OPC info: A new online resource on overdose prevention centres


OPC info: A new online resource on overdose prevention centres

6 March 2024
OPC Info

OPC info is a resource with analysis and a database of papers published on overdose prevention centers (also known as: safe injection sites, safe consumption sites, drug consumption rooms). Users can sort by year and category or use search function to find a specific paper.

What are overdose prevention centers?

Overdose prevention centers (OPCs) (sometimes called safe consumption sites, safe injection sites or drug consumption rooms) are safe, monitored spaces where people can use their own drugs. In OPCs, trained staff can use naloxone (an overdose reversal medication) and oxygen to reverse an overdose and save a life, without needing to call 911.

These sites also provide new, safe supplies (pipes, cookers, etc.) to reduce the risk of infection and disease, by preventing the need to share or reuse equipment.

People can also test their drugs here to find out what may be in them. People can also get connected to services like healthcare, drug treatment, recovery programs, and housing at these sites.

Importantly, OPCs provide people with a supportive and safe environment, safe from stigma and judgment.

Why do we need overdose prevention centers?

Since 2017, more than 400,000 people have died of a drug-related overdose. The COVID-19 pandemic made the overdose crisis worse, with more than 100,000 people dying of an overdose in 2021. 2 Many overdoses are caused by powerful synthetic opioids like fentanyl. Fentanyl is often mixed into other drugs, including pills purchased off the street, cocaine, and meth.

The overdose crisis impacts everyone in the United States. Whether you live in Baton Rouge or Los Angeles, you likely know someone who has been affected by this public health crisis. Overdose deaths affect us all regardless of race and ethnicity, age, gender, or location. The crisis is getting worse for everyone.

Still, death rates can vary and groups are affected differently. In the last few years, for example, overdose death rates have increased the most for Black men. Indigenous people also face some of the highest overdose death rates in the country.

The War On Drugs Has Failed.

For over 50 years, we have tried to arrest our way out of this problem through the War on Drugs. We have spent $1 trillion dollars and every 25 seconds someone is arrested for possessing drugs in the United States. In 2019 for instance, there were more arrests for possession of drugs than for any other reason and these arrests have significant racial disparities. Yet deaths continue to climb. Why? 

It’s because this approach makes it harder for people to get help and access services because they are afraid of being arrested. 6 This means people might not call 911 if they see someone overdose, or they may use drugs in ways that aren’t safe.
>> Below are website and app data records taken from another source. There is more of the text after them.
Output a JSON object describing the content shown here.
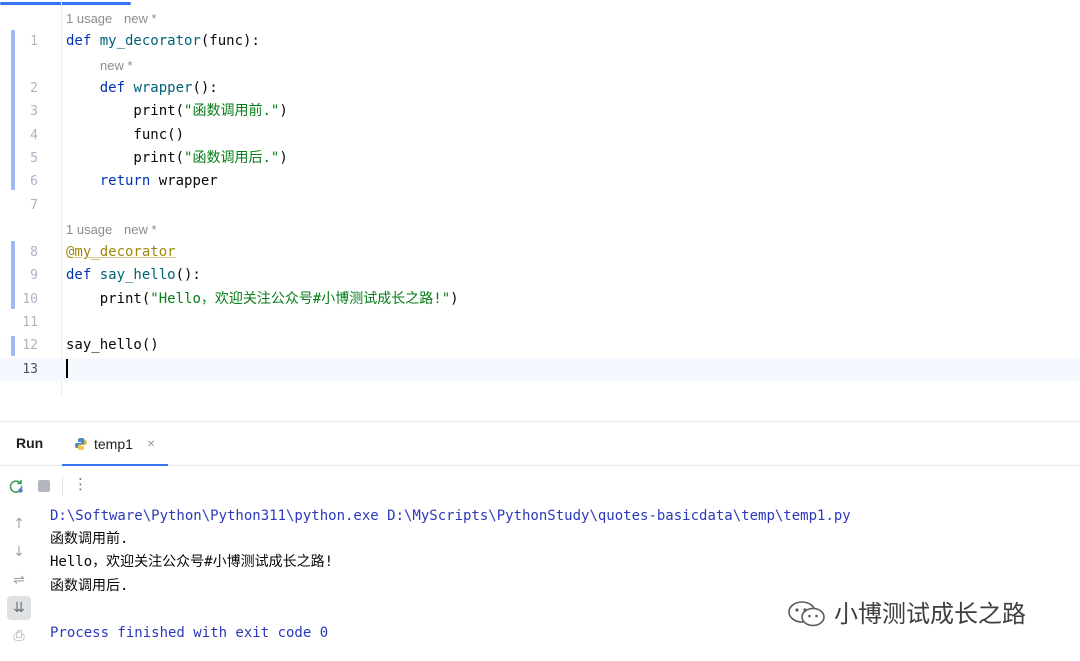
{
  "editor": {
    "hints": {
      "usage_1": "1 usage",
      "new_1": "new *",
      "new_2": "new *",
      "usage_2": "1 usage",
      "new_3": "new *"
    },
    "lines": [
      {
        "num": "1",
        "parts": [
          {
            "t": "def ",
            "c": "kw"
          },
          {
            "t": "my_decorator",
            "c": "fn"
          },
          {
            "t": "(func):",
            "c": ""
          }
        ]
      },
      {
        "num": "2",
        "parts": [
          {
            "t": "    ",
            "c": ""
          },
          {
            "t": "def ",
            "c": "kw"
          },
          {
            "t": "wrapper",
            "c": "fn"
          },
          {
            "t": "():",
            "c": ""
          }
        ]
      },
      {
        "num": "3",
        "parts": [
          {
            "t": "        print(",
            "c": ""
          },
          {
            "t": "\"函数调用前.\"",
            "c": "str"
          },
          {
            "t": ")",
            "c": ""
          }
        ]
      },
      {
        "num": "4",
        "parts": [
          {
            "t": "        func()",
            "c": ""
          }
        ]
      },
      {
        "num": "5",
        "parts": [
          {
            "t": "        print(",
            "c": ""
          },
          {
            "t": "\"函数调用后.\"",
            "c": "str"
          },
          {
            "t": ")",
            "c": ""
          }
        ]
      },
      {
        "num": "6",
        "parts": [
          {
            "t": "    ",
            "c": ""
          },
          {
            "t": "return ",
            "c": "kw"
          },
          {
            "t": "wrapper",
            "c": ""
          }
        ]
      },
      {
        "num": "7",
        "parts": []
      },
      {
        "num": "8",
        "parts": [
          {
            "t": "@my_decorator",
            "c": "deco"
          }
        ]
      },
      {
        "num": "9",
        "parts": [
          {
            "t": "def ",
            "c": "kw"
          },
          {
            "t": "say_hello",
            "c": "fn"
          },
          {
            "t": "():",
            "c": ""
          }
        ]
      },
      {
        "num": "10",
        "parts": [
          {
            "t": "    print(",
            "c": ""
          },
          {
            "t": "\"Hello，欢迎关注公众号#小博测试成长之路!\"",
            "c": "str"
          },
          {
            "t": ")",
            "c": ""
          }
        ]
      },
      {
        "num": "11",
        "parts": []
      },
      {
        "num": "12",
        "parts": [
          {
            "t": "say_hello()",
            "c": ""
          }
        ]
      },
      {
        "num": "13",
        "parts": []
      }
    ]
  },
  "run": {
    "title": "Run",
    "tab_label": "temp1",
    "tab_close": "×",
    "more": "⋮",
    "output": {
      "command": "D:\\Software\\Python\\Python311\\python.exe D:\\MyScripts\\PythonStudy\\quotes-basicdata\\temp\\temp1.py",
      "line1": "函数调用前.",
      "line2": "Hello，欢迎关注公众号#小博测试成长之路!",
      "line3": "函数调用后.",
      "exit": "Process finished with exit code 0"
    },
    "side": {
      "up": "↑",
      "down": "↓",
      "wrap": "⇌",
      "scroll_end": "⇊",
      "print": "⎙"
    }
  },
  "watermark": {
    "text": "小博测试成长之路"
  },
  "colors": {
    "keyword": "#0033b3",
    "function": "#00627a",
    "string": "#067d17",
    "decorator": "#9e880d",
    "console_system": "#2b39b8",
    "accent": "#3574f0"
  }
}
We also know incarceration increases the risks of overdose. People are continuing to die. We need new approaches.